Appeal from the Circuit Court of Kankakee County; the Hon.
John F. Michela, Judge, presiding.
PRESIDING JUSTICE STOUDER DELIVERED THE OPINION OF THE COURT:
Rehearing denied June 17, 1983.
On March 12, 1982, the defendant, Richard Lillard, was charged by indictment with retail theft. (Ill. Rev. Stat. 1981, ch. 38, par. 16A-3(a).) He entered a plea of not guilty and the cause proceeded to a jury trial in the circuit court of Kankakee County on August 11, 1982. The evidence presented during the trial is briefly summarized as there is no issue of reasonable doubt.

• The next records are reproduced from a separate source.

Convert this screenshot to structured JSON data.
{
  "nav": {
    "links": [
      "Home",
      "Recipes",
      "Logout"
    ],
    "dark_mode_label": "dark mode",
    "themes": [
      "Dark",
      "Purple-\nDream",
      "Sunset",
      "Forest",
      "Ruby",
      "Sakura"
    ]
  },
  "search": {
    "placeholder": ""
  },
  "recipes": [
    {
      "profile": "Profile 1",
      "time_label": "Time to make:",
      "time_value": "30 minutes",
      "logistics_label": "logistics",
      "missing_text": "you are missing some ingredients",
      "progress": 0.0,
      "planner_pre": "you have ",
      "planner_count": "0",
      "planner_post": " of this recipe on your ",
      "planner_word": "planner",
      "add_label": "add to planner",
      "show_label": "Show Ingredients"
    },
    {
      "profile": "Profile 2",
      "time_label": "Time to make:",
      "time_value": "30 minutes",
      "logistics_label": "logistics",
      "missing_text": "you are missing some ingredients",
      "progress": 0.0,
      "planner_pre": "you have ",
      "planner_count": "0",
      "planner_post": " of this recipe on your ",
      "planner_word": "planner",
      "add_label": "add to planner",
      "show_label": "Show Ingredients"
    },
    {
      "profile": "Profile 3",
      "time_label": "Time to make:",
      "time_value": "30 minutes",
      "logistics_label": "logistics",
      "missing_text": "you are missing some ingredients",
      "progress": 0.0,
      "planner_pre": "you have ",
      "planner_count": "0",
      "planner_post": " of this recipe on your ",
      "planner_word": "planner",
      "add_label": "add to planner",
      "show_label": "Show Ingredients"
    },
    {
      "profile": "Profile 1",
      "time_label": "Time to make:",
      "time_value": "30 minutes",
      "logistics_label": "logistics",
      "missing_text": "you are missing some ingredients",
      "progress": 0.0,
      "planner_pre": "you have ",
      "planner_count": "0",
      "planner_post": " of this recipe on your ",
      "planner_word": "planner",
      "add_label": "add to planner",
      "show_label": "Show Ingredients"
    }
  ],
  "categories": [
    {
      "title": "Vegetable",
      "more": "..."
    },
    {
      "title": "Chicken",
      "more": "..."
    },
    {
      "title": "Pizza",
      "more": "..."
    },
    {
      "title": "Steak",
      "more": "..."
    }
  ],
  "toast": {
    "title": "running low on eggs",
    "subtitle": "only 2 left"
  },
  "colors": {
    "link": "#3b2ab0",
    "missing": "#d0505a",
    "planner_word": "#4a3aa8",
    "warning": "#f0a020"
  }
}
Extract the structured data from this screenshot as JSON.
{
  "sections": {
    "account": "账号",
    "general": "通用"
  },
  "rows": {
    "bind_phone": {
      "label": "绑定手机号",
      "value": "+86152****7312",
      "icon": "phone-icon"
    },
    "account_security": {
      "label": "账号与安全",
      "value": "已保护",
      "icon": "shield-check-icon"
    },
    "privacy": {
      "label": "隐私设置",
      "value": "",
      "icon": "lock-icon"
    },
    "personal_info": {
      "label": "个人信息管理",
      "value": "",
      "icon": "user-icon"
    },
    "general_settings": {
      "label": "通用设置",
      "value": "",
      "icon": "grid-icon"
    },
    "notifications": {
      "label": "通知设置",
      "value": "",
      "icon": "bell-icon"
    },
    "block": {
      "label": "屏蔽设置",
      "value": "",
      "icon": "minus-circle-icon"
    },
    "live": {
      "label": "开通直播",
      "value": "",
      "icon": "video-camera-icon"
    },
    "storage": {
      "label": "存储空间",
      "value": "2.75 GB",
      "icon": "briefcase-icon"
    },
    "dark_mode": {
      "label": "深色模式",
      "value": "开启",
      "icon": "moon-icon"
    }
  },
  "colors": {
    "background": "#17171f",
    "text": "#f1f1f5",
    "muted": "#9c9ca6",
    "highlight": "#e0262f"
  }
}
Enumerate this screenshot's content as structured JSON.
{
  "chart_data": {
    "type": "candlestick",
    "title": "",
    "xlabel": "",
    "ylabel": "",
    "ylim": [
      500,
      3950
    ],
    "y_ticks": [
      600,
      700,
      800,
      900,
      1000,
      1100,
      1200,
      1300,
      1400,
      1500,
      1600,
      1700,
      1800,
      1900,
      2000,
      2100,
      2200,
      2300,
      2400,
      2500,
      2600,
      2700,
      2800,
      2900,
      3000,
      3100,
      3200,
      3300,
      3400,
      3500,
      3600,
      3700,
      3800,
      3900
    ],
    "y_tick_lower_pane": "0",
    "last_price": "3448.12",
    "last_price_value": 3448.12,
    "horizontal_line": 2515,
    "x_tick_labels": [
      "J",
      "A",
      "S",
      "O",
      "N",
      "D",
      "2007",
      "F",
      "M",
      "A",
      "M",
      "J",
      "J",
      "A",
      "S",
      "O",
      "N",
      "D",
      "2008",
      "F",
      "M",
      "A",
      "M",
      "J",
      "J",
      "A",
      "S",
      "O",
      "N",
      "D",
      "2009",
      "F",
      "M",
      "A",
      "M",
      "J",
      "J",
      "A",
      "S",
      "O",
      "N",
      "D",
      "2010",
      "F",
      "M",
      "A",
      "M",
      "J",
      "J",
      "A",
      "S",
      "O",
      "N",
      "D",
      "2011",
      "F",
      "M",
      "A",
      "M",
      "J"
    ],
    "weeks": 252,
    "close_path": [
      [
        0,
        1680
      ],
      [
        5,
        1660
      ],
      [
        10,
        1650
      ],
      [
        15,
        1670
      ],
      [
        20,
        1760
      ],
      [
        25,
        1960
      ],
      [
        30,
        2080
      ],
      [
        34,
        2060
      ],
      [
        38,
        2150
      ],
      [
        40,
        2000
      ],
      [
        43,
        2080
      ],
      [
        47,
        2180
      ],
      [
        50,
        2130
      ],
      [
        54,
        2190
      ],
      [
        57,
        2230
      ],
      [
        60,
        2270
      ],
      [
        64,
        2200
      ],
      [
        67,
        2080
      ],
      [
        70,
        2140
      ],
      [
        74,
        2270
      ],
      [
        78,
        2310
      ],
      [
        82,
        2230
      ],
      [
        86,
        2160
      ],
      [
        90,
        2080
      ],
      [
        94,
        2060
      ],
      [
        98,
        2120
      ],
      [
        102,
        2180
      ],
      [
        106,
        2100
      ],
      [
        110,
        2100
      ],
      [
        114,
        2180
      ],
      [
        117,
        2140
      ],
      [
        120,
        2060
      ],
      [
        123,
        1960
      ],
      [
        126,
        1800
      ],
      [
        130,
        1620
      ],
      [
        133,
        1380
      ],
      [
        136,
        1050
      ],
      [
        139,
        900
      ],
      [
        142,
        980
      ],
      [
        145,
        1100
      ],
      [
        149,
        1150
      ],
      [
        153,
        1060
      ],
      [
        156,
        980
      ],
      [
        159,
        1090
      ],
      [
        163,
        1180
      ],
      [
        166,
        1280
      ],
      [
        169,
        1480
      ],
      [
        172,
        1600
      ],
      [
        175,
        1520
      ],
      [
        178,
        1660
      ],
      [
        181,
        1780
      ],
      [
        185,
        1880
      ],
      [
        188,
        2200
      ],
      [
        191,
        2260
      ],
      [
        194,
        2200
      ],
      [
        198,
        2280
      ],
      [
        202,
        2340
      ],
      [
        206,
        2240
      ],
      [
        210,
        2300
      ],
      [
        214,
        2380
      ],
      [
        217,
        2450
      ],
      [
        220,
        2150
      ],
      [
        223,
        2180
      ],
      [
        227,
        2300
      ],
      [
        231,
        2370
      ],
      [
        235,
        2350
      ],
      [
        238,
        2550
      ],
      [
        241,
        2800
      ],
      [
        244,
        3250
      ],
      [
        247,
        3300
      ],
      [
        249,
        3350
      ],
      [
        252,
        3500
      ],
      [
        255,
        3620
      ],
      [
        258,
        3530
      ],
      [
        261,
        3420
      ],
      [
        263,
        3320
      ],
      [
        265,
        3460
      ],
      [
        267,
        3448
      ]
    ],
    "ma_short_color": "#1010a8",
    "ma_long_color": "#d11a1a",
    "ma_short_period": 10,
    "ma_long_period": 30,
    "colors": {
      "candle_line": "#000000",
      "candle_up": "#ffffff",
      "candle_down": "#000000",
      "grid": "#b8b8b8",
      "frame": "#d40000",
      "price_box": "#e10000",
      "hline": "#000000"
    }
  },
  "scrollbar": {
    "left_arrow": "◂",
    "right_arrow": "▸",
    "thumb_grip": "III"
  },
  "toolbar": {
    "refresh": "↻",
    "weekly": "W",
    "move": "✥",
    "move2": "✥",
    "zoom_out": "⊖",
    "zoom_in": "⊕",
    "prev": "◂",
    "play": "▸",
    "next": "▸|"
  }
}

The defendant was observed by a salesperson, Lucille Jensen, in the men's department of the Carson Pirie Scott store in Kankakee, Illinois, on the afternoon of March 2, 1982. He told Jensen he wanted to buy a gift. The defendant selected a manicure set and a knife, the approximate value of which was $25. He put the items in his pocket and told Jensen he also wanted to look at some shirts. They walked toward the shirts but the defendant did not stop. He walked out the door. Jensen notified the store manager and a co-worker. She testified that the defendant acted strange and nervous, and that there "probably" was an odor of intoxicating beverages coming from the defendant.
Debbie Cain, the store manager, also observed the defendant in the men's department. She did not see him take the items but saw him walk outside. She said he was not walking correctly and thought he might be drunk.
Cain told the maintenance man and the department manager to apprehend the defendant. The three people chased him. The defendant threw the items to the ground and escaped. Cain retrieved the items. She also called the police.
The defendant was apprehended by Kankakee police officer Cleveland Thomas about 10 to 15 minutes later. Thomas said the defendant appeared highly intoxicated but was able to respond to questions and to walk.
Following testimony by defense witness, Dr. Erwin Baukus, the defense rested. The jury subsequently returned a verdict of guilty but mentally ill. The defendant was sentenced to a three-year term of imprisonment for retail theft enhanced by a prior theft conviction.
On appeal, the defendant claims he was denied due process of law when he was tried because there was a bona fide doubt of his mental fitness which was not resolved by means of a full adversarial hearing before trial. He asks that his conviction be reversed and the cause remanded for a fitness hearing.
During the defendant's arraignment on March 18, 1982, the court questioned the defendant and learned that he had been released from a mental health facility two days before the offense. The court stated that the sheriff was to take some steps to have the defendant examined to determine if he should be recommitted.
The defendant filed a motion for the appointment of expert on April 2, 1982. The motion stated that there was a bona fide doubt as to the defendant's fitness to stand trial.
The defendant next appeared in court on April 19, 1982. During that hearing, the trial court stated that it received a letter concerning the defendant's fitness to stand trial. The court said that it was "the considered opinion of the psychiatric community that Richard's all right." Then, the following exchange between the court and the defense counsel occurred:
"THE COURT: No. They took Richard to mental health people because that's where he had been dealing with and the person over there wrote a letter and said Richard was fit to stand trial. If you are not ...